→ **Required work**
Please count how many lines below contain the word "JSON" and reply with only that number.
Segment Start: Records shown
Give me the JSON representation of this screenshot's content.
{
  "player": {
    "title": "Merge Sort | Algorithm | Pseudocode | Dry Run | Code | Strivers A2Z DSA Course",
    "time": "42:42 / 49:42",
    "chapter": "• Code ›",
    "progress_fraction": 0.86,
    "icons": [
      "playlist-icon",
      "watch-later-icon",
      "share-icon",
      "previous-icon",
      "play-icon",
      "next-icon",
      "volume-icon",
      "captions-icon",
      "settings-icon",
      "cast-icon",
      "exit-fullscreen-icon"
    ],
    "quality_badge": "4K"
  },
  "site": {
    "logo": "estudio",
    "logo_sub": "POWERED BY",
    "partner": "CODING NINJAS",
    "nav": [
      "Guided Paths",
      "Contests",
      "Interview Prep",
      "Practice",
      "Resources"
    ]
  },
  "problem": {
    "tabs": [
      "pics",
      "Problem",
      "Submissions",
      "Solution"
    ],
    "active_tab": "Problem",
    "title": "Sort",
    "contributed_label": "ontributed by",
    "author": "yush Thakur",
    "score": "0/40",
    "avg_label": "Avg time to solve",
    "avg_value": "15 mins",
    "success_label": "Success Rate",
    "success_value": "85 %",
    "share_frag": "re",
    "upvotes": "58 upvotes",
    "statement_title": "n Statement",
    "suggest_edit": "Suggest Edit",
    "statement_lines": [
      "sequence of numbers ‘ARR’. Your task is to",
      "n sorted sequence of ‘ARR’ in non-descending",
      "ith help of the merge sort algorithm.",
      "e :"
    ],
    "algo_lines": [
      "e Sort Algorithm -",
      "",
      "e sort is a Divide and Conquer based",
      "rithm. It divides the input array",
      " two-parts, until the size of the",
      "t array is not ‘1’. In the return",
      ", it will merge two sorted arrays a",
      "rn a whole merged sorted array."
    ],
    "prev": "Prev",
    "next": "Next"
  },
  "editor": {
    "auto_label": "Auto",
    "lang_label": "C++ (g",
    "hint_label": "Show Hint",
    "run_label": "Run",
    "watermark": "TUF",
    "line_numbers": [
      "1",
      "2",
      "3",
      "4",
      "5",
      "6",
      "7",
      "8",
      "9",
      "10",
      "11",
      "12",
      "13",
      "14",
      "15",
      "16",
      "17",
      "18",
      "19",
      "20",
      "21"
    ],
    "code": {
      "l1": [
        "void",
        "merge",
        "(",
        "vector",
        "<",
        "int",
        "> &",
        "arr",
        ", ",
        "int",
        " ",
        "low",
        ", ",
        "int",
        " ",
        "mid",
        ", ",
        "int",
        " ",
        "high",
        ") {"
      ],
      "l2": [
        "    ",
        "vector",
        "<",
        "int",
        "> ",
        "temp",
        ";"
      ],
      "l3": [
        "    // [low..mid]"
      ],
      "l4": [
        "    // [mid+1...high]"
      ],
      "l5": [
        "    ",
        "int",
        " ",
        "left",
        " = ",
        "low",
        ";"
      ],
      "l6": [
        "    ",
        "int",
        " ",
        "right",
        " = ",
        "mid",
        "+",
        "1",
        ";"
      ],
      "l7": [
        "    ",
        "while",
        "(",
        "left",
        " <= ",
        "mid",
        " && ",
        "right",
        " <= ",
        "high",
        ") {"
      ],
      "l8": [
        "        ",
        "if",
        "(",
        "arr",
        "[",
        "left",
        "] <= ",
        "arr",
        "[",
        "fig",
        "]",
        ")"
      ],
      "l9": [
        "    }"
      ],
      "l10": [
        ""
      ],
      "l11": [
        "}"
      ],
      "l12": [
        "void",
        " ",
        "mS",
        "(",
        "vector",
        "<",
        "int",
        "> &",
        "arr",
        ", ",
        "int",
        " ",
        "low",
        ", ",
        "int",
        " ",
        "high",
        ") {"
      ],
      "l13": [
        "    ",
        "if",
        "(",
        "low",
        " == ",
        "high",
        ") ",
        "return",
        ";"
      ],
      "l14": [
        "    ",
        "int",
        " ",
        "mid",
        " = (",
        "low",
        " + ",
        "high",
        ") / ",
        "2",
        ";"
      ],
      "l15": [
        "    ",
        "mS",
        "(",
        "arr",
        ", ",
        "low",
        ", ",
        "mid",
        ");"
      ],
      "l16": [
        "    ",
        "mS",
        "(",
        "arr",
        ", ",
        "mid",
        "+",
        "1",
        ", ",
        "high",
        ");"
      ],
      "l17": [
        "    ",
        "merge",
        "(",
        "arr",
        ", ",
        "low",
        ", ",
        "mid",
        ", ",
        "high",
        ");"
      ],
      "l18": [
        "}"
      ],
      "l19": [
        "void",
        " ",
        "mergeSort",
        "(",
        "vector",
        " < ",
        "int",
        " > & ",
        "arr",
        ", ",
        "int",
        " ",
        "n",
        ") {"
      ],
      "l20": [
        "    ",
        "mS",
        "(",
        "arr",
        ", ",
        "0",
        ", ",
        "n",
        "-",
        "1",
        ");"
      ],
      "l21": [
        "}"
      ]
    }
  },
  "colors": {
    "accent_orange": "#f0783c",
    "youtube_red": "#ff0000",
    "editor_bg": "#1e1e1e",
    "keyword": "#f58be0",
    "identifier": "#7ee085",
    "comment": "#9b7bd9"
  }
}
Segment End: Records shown
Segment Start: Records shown
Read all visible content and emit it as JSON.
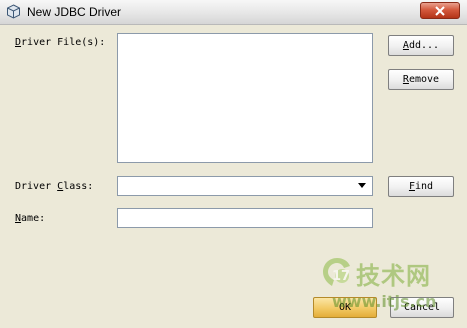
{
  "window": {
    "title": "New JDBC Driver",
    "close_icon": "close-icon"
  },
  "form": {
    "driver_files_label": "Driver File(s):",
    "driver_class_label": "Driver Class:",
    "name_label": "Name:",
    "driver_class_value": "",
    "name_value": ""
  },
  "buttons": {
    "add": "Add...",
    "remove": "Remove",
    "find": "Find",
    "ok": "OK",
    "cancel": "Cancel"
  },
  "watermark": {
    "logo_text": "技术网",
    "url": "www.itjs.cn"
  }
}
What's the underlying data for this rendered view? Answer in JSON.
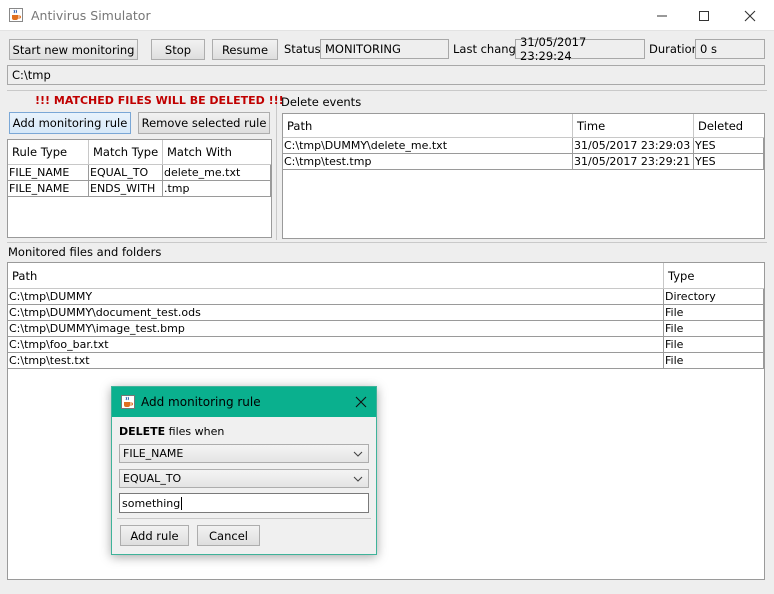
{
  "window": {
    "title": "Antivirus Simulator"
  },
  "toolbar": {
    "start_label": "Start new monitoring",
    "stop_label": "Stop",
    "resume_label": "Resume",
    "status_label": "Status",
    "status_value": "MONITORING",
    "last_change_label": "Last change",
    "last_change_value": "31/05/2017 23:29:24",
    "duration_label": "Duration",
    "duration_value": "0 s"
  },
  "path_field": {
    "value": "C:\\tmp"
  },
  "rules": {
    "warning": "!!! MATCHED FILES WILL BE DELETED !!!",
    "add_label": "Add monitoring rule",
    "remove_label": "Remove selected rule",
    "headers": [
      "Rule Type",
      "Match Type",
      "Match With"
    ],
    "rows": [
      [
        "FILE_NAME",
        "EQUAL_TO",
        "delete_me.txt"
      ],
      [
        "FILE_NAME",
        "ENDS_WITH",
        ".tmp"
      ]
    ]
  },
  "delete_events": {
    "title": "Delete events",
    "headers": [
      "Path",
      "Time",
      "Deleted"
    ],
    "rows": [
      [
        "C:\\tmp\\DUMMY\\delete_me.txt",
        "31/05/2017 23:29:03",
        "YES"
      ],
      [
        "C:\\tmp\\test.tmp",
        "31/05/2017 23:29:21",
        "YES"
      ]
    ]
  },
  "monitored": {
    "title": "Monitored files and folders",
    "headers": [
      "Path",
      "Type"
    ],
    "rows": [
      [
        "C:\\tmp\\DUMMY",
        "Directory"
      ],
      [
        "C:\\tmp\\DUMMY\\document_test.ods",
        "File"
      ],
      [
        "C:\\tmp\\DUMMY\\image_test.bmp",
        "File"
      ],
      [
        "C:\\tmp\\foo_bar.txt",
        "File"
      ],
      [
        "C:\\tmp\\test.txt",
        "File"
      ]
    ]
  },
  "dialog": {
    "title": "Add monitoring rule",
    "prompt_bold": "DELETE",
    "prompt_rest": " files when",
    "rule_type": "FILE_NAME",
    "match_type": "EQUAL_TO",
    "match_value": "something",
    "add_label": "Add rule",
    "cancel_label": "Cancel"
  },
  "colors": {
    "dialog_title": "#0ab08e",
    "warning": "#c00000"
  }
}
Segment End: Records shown
→ **Exercise answer**
3